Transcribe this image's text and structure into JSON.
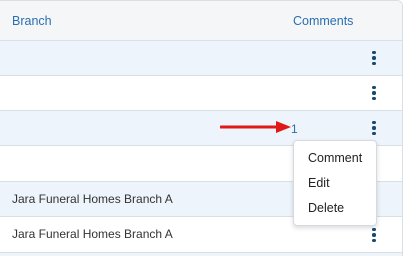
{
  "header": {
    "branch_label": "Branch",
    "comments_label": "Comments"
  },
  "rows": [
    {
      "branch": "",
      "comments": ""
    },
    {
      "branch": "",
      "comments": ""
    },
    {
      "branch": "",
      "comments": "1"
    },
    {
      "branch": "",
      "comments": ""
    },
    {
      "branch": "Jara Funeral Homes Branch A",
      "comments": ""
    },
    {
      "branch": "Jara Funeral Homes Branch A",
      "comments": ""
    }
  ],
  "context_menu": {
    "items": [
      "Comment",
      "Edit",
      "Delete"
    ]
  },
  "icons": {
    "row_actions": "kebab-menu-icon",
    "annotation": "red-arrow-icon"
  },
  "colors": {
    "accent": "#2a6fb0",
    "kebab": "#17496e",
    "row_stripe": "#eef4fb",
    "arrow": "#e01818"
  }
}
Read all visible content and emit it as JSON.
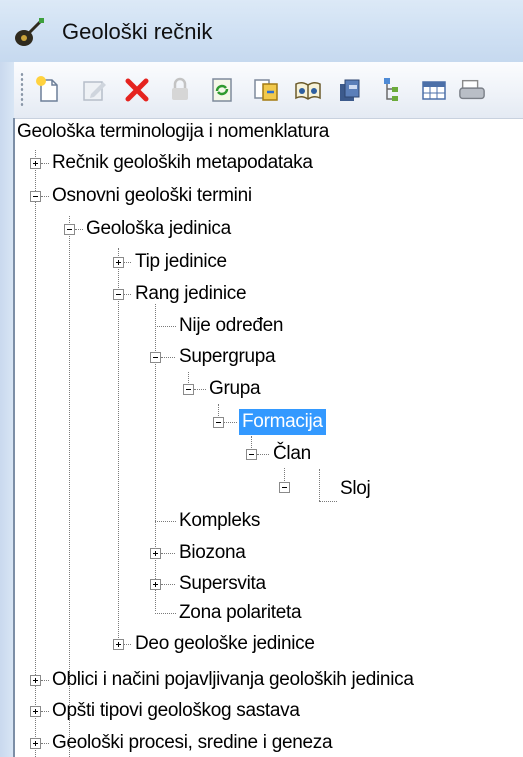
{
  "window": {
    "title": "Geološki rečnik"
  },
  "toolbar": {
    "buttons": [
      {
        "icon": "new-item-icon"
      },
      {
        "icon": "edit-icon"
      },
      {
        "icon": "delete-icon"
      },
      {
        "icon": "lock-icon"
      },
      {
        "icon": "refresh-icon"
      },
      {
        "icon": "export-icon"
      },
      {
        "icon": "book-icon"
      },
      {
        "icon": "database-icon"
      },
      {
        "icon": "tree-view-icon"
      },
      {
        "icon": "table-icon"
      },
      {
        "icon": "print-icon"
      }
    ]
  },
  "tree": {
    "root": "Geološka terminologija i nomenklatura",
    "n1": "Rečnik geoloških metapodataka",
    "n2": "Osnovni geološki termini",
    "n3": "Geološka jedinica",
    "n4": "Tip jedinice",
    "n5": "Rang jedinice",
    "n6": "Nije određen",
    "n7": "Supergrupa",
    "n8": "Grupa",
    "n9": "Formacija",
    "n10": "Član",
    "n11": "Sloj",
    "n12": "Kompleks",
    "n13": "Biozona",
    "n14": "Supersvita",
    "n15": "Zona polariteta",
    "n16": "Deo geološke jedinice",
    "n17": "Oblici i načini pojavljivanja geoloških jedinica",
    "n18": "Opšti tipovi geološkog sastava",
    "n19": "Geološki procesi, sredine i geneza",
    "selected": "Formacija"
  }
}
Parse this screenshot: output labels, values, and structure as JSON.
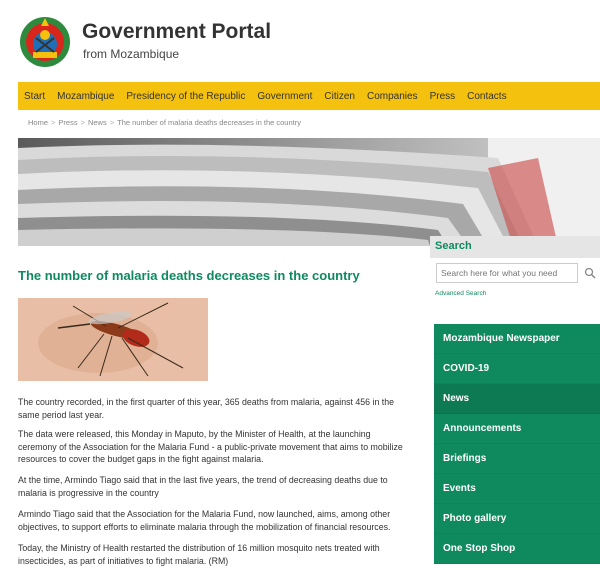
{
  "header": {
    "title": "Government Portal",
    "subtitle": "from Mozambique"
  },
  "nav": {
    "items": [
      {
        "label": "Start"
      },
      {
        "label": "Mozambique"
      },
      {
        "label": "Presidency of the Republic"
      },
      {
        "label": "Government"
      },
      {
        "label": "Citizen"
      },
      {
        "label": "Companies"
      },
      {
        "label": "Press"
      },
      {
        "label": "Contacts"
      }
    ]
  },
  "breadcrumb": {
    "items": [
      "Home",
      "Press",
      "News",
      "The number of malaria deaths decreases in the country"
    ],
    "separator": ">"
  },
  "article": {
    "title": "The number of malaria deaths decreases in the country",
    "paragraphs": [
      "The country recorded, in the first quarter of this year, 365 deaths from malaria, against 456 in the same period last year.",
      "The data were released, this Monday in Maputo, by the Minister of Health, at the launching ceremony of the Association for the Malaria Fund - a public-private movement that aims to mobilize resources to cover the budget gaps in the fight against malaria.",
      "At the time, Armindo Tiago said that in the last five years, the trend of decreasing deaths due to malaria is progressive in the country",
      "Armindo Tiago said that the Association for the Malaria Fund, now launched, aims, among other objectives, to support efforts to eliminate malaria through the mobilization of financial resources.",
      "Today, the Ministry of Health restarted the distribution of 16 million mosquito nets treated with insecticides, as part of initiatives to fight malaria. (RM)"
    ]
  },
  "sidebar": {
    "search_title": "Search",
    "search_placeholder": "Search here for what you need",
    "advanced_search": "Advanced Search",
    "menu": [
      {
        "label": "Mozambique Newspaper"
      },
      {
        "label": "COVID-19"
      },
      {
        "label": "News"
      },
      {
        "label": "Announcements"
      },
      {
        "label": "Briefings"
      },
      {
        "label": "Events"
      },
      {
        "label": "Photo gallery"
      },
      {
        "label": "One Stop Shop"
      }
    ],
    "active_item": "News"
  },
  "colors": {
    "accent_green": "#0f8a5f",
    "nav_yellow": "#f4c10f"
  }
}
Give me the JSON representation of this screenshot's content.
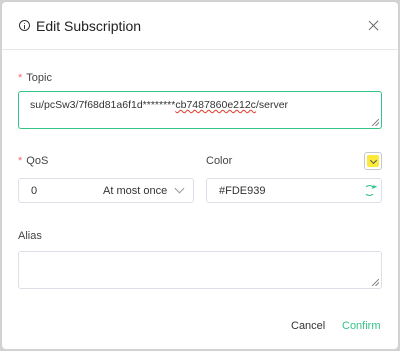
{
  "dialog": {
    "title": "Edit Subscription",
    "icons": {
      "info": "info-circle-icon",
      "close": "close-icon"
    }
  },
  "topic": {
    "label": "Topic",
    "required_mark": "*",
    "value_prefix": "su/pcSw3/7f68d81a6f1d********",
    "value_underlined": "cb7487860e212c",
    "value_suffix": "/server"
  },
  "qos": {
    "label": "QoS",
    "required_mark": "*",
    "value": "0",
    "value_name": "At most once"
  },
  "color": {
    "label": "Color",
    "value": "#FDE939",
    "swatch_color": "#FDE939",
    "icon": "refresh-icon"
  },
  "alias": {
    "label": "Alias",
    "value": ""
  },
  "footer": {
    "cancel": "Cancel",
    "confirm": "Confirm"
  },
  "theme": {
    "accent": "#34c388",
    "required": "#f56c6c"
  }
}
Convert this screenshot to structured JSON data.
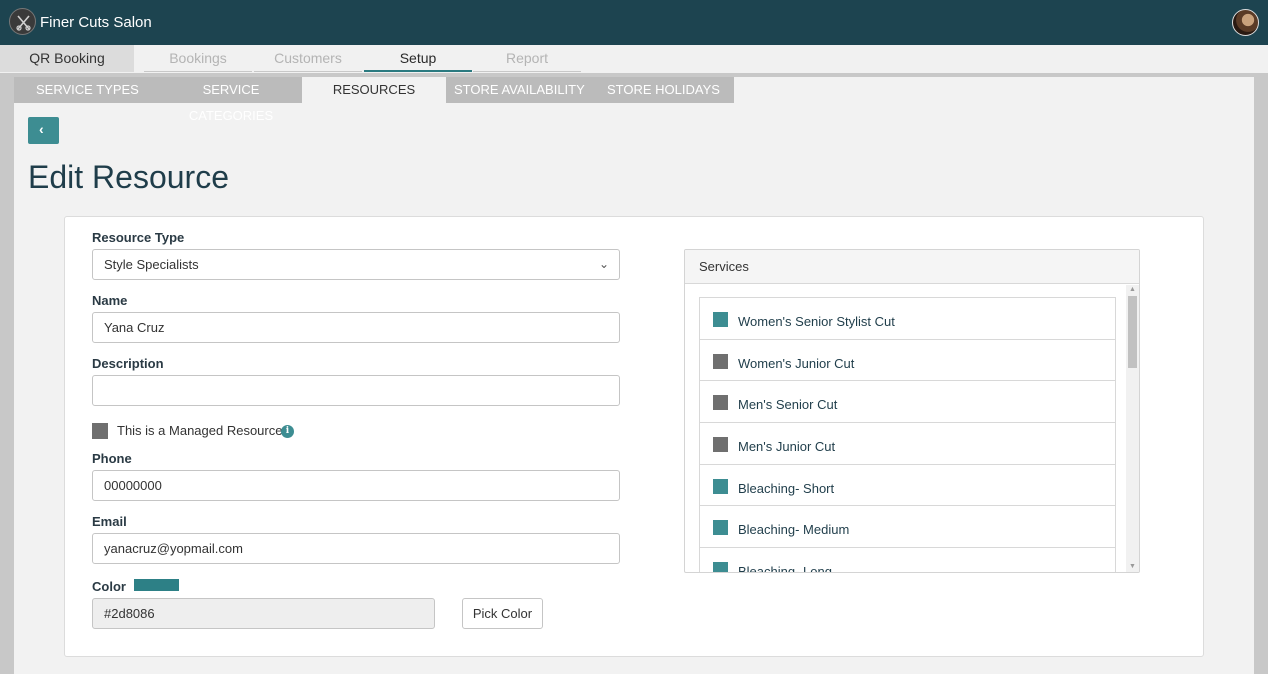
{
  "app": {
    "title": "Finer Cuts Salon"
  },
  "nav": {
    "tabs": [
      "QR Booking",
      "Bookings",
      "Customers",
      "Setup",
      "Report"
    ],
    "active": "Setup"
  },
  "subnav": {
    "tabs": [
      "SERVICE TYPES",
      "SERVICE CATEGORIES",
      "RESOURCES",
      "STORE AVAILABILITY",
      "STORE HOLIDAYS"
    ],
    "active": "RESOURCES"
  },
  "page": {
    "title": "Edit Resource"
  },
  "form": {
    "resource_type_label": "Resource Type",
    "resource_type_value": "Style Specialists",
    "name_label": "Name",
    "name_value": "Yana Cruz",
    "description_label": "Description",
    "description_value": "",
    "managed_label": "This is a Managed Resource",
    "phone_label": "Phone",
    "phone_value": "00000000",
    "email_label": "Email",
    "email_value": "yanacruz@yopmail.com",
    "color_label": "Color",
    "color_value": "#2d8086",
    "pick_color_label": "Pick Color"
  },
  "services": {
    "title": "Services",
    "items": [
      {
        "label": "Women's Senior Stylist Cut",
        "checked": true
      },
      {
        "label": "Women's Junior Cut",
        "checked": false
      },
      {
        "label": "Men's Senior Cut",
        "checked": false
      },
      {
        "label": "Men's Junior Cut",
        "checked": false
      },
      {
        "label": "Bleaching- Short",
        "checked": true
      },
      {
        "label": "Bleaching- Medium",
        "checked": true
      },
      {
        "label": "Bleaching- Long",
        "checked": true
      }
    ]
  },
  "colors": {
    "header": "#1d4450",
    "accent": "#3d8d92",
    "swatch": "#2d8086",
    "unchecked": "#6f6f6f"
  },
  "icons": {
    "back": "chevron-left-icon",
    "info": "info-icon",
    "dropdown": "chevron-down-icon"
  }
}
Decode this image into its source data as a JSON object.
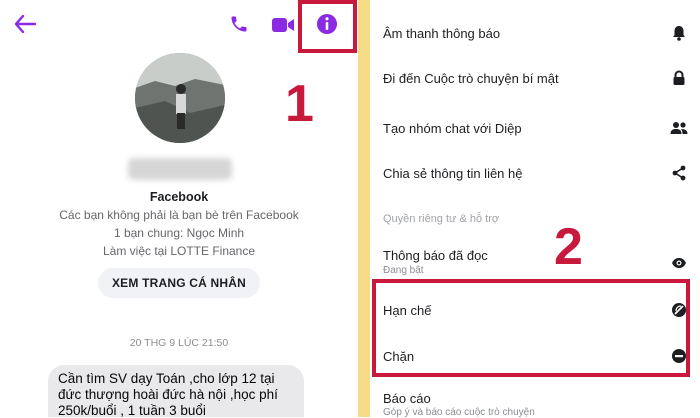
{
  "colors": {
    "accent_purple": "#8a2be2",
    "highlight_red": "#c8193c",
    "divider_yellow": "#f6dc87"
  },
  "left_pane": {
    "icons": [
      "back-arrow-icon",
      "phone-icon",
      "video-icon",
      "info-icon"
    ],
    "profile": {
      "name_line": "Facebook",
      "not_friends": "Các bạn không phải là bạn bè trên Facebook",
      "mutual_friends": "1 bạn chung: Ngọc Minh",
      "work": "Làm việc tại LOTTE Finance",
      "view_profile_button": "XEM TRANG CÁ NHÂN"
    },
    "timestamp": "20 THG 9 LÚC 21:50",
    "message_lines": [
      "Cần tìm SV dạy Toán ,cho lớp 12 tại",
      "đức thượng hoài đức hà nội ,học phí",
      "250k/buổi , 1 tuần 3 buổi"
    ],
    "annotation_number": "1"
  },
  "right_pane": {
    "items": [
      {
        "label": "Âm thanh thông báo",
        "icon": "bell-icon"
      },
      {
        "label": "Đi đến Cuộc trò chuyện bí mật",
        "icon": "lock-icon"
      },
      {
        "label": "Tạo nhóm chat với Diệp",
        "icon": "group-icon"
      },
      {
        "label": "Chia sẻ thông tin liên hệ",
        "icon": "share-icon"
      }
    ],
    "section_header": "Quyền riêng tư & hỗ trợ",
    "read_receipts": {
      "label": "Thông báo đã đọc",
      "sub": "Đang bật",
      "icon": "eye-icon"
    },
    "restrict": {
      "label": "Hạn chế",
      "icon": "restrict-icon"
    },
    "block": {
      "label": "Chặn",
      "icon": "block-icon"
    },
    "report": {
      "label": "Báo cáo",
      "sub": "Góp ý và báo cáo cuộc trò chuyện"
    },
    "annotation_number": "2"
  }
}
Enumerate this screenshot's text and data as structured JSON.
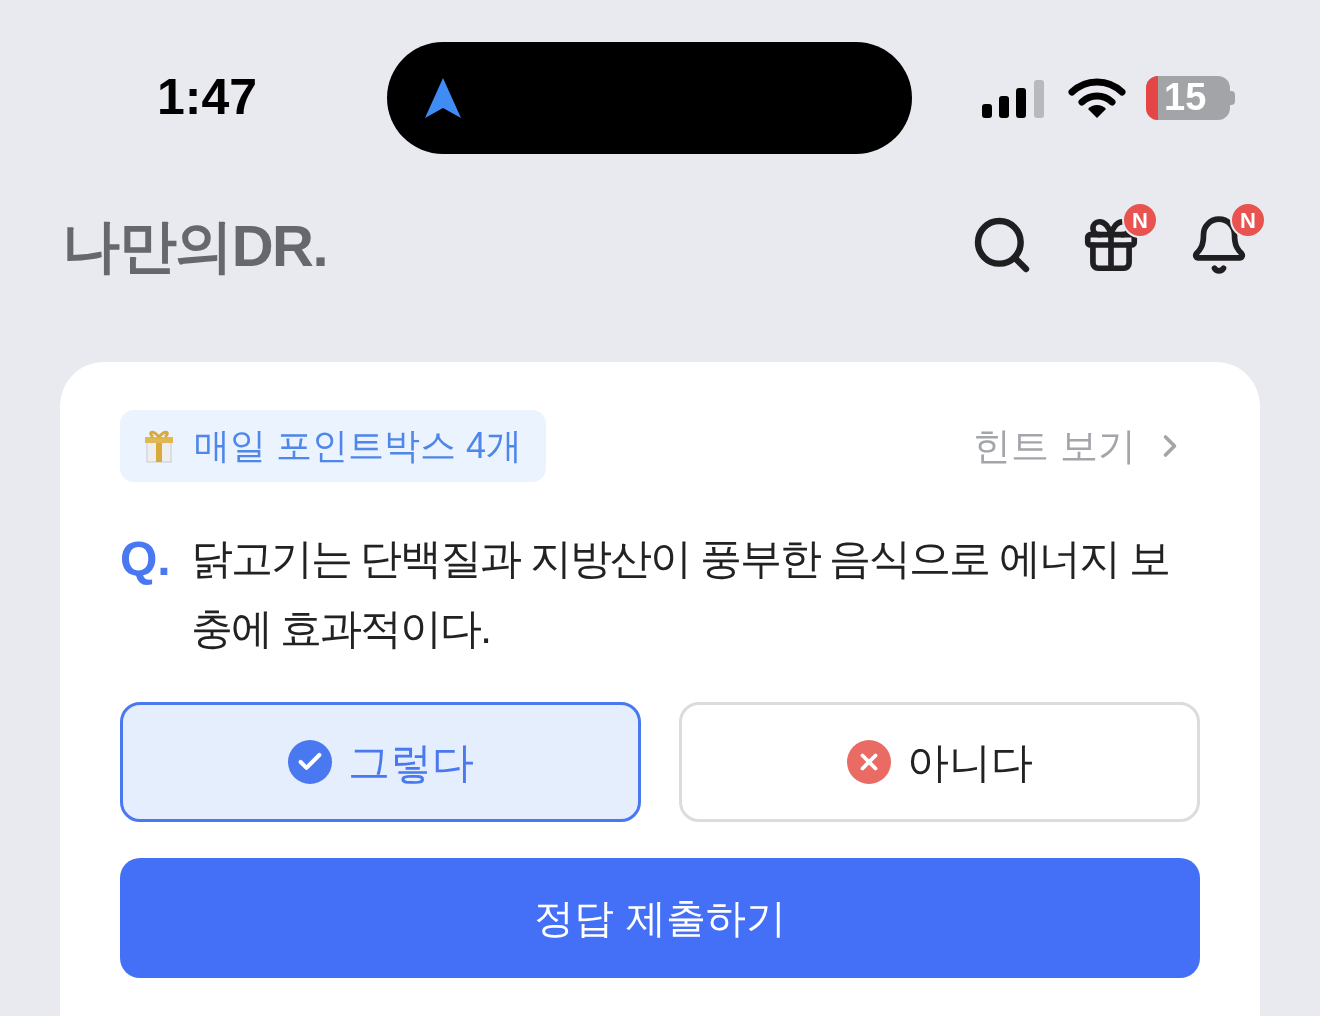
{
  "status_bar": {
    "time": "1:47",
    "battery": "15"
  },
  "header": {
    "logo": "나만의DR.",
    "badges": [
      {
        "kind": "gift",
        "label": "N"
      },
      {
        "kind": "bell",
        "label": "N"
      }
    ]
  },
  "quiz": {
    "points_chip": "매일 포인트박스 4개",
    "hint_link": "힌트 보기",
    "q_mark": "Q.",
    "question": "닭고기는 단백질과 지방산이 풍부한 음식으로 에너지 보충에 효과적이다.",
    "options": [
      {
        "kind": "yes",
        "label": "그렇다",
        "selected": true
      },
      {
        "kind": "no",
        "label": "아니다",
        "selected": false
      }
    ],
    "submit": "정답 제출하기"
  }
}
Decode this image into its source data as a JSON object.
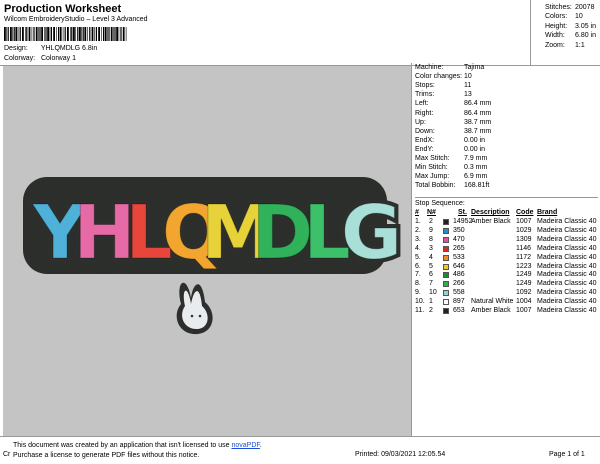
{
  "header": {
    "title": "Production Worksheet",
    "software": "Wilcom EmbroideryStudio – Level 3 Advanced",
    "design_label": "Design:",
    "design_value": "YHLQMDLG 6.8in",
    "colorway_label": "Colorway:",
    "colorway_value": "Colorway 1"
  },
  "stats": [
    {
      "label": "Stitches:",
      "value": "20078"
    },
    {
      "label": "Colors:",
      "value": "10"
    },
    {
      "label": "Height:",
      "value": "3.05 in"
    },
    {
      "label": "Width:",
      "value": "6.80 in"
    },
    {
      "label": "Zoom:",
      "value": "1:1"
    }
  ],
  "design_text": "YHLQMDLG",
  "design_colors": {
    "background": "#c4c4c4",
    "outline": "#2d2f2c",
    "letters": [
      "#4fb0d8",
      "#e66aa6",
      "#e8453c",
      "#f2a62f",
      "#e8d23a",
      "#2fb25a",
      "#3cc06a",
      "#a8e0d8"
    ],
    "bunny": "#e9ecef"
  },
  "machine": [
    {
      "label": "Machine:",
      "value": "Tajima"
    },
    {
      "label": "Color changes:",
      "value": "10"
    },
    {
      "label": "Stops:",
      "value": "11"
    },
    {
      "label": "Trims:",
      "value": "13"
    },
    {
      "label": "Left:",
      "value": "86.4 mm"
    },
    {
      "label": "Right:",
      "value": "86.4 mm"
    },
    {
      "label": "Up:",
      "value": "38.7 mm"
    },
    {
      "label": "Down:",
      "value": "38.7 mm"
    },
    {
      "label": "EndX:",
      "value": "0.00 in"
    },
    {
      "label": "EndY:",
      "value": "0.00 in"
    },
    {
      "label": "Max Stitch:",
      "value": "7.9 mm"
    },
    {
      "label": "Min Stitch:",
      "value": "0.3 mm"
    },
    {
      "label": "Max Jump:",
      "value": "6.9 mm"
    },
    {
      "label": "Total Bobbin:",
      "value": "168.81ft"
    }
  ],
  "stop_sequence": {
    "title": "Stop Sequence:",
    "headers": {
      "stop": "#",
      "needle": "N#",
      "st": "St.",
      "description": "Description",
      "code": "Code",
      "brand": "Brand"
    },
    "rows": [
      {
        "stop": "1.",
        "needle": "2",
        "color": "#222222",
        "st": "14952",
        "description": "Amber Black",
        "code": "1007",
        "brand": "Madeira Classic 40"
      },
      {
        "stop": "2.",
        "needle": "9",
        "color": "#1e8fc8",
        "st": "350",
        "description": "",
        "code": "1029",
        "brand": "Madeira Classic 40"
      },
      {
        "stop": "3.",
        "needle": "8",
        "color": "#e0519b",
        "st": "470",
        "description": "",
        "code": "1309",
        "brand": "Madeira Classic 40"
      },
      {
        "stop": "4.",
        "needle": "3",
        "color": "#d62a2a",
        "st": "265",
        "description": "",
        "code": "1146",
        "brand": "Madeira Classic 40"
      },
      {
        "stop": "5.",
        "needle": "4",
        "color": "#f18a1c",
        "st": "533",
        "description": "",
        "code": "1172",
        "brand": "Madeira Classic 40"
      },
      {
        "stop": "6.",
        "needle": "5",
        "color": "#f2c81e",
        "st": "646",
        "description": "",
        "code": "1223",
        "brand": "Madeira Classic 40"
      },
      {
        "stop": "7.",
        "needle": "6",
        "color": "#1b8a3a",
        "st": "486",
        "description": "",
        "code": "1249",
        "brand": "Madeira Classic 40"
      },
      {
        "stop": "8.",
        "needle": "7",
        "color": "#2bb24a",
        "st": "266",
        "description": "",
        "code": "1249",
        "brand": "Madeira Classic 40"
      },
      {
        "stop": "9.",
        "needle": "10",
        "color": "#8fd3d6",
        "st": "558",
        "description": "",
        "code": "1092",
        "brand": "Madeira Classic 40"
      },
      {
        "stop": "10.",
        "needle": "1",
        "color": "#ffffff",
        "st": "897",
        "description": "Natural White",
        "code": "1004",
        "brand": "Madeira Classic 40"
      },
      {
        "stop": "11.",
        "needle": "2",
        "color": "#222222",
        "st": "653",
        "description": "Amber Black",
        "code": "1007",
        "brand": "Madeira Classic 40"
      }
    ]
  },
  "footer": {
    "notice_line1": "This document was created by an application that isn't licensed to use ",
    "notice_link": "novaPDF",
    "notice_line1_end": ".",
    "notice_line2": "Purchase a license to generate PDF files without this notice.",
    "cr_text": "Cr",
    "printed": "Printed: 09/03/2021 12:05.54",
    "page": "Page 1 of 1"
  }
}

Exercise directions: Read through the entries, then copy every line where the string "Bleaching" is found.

Response for this exercise:
        "label": "Bleaching- Short",
        "label": "Bleaching- Medium",
        "label": "Bleaching- Long",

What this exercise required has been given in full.